# What you have to do
Go through the listing below and say how many lines contain "here"; write nothing but the number.

== Segment start ==

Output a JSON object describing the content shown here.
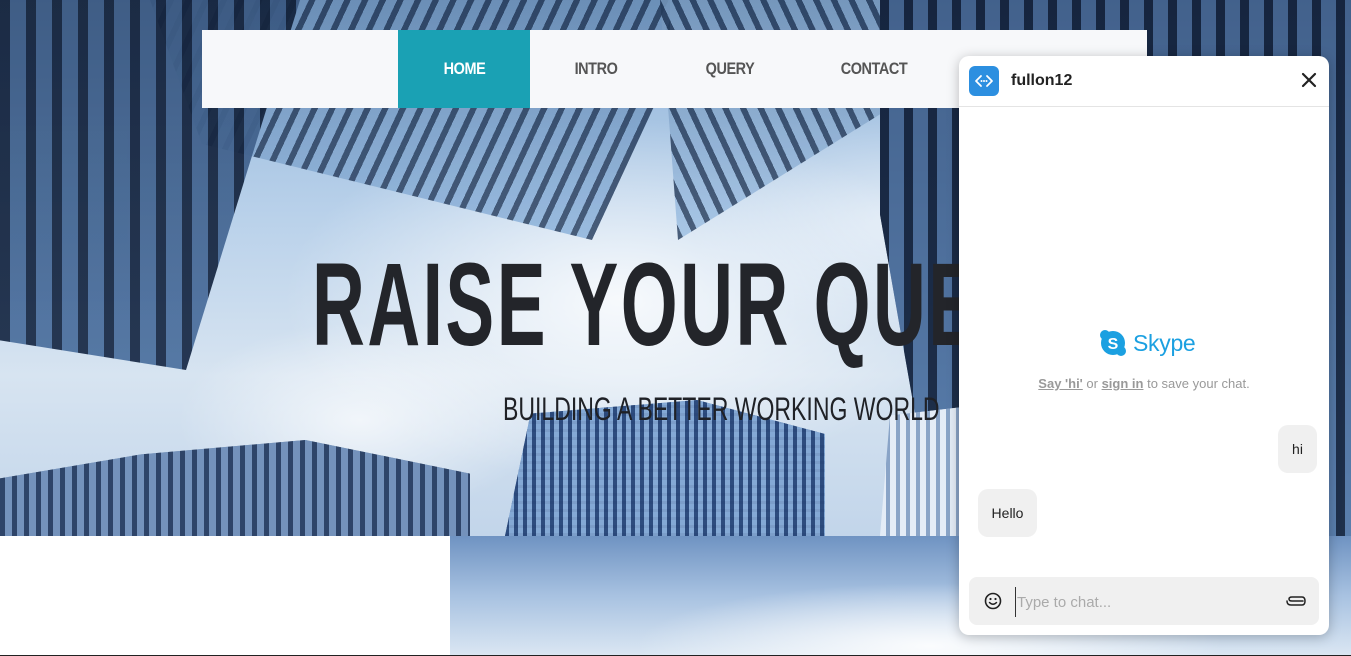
{
  "nav": {
    "items": [
      {
        "label": "HOME",
        "active": true
      },
      {
        "label": "INTRO",
        "active": false
      },
      {
        "label": "QUERY",
        "active": false
      },
      {
        "label": "CONTACT",
        "active": false
      }
    ]
  },
  "hero": {
    "title": "RAISE YOUR QUESTIONS",
    "subtitle": "BUILDING A BETTER WORKING WORLD"
  },
  "chat": {
    "contact_name": "fullon12",
    "brand": "Skype",
    "save_prompt": {
      "link1": "Say 'hi'",
      "middle": " or ",
      "link2": "sign in",
      "suffix": " to save your chat."
    },
    "messages": [
      {
        "direction": "outgoing",
        "text": "hi"
      },
      {
        "direction": "incoming",
        "text": "Hello"
      }
    ],
    "input": {
      "placeholder": "Type to chat...",
      "value": ""
    },
    "icons": {
      "avatar": "code-brackets-icon",
      "close": "close-icon",
      "emoji": "smiley-icon",
      "attach": "paperclip-icon",
      "logo": "skype-icon"
    }
  },
  "colors": {
    "nav_active": "#1aa1b4",
    "skype_blue": "#1ba0e1",
    "avatar_bg": "#2c8fe0"
  }
}
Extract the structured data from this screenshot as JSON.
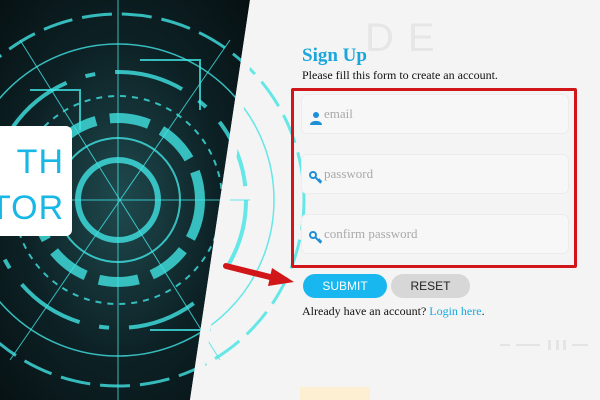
{
  "hero": {
    "logo_line1": "TH",
    "logo_line2": "TOR"
  },
  "background": {
    "watermark": "DE"
  },
  "form": {
    "title": "Sign Up",
    "subtitle": "Please fill this form to create an account.",
    "fields": [
      {
        "placeholder": "email",
        "icon": "user-icon"
      },
      {
        "placeholder": "password",
        "icon": "key-icon"
      },
      {
        "placeholder": "confirm password",
        "icon": "key-icon"
      }
    ],
    "submit_label": "SUBMIT",
    "reset_label": "RESET",
    "login_prompt": "Already have an account?",
    "login_link": "Login here",
    "login_suffix": "."
  },
  "colors": {
    "accent": "#18b7ef",
    "title": "#1ba6db",
    "highlight": "#d01619",
    "reset_bg": "#d7d7d7",
    "hero_bg": "#0b1a1f",
    "hero_glow": "#41e3e3"
  }
}
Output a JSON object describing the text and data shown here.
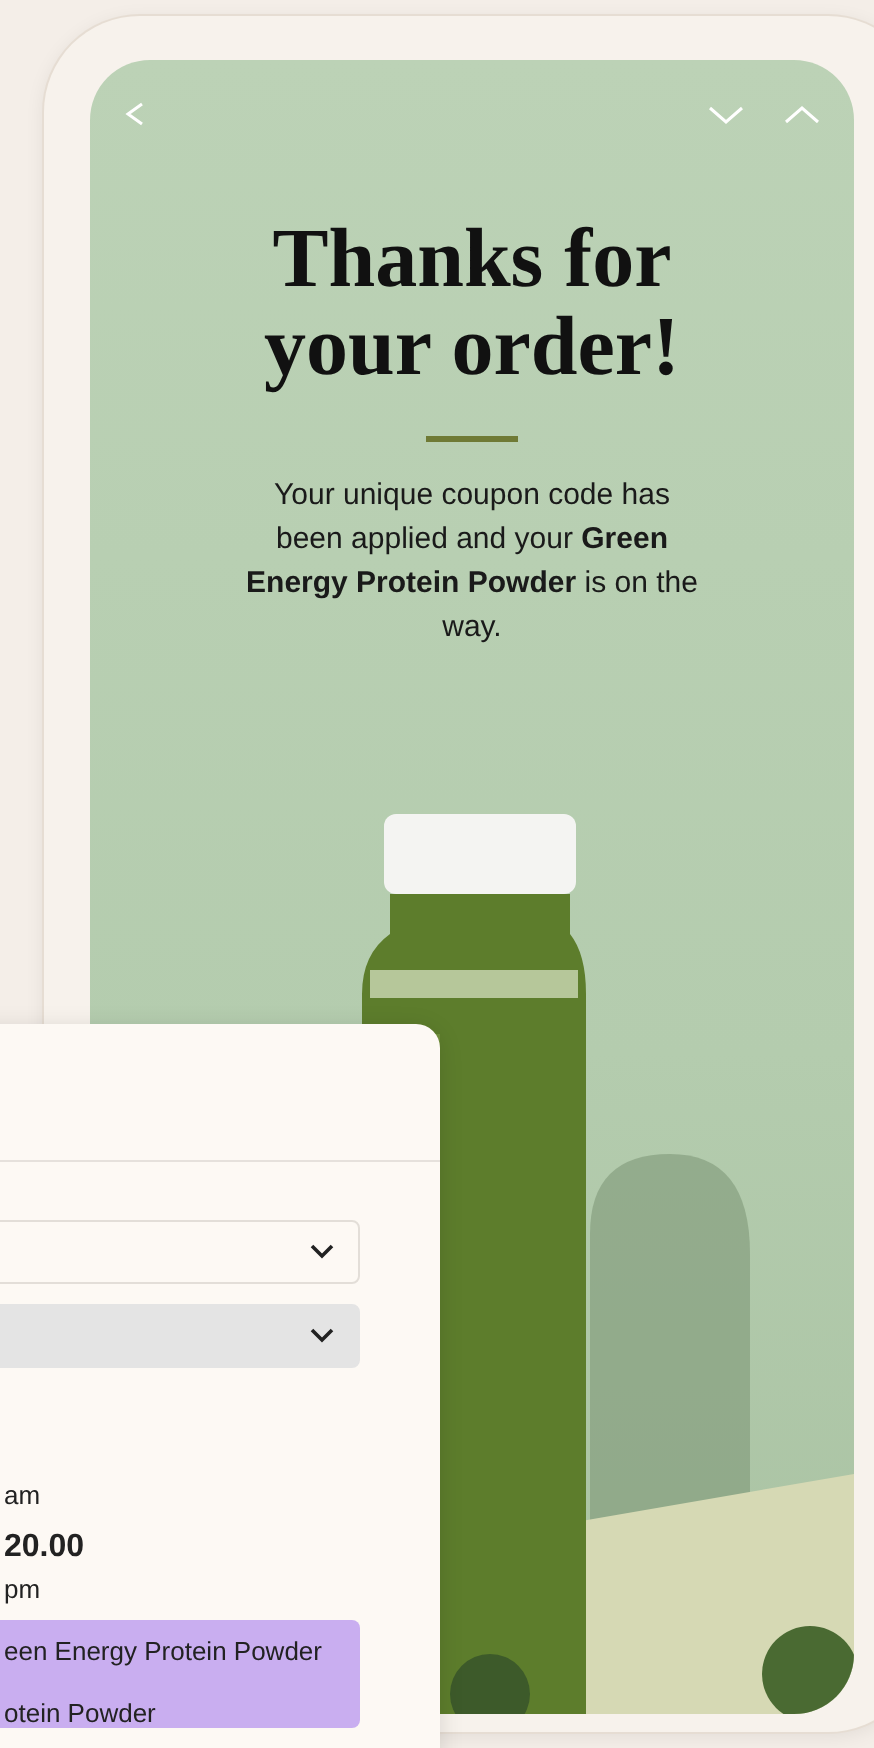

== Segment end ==

# Result for this exercise
3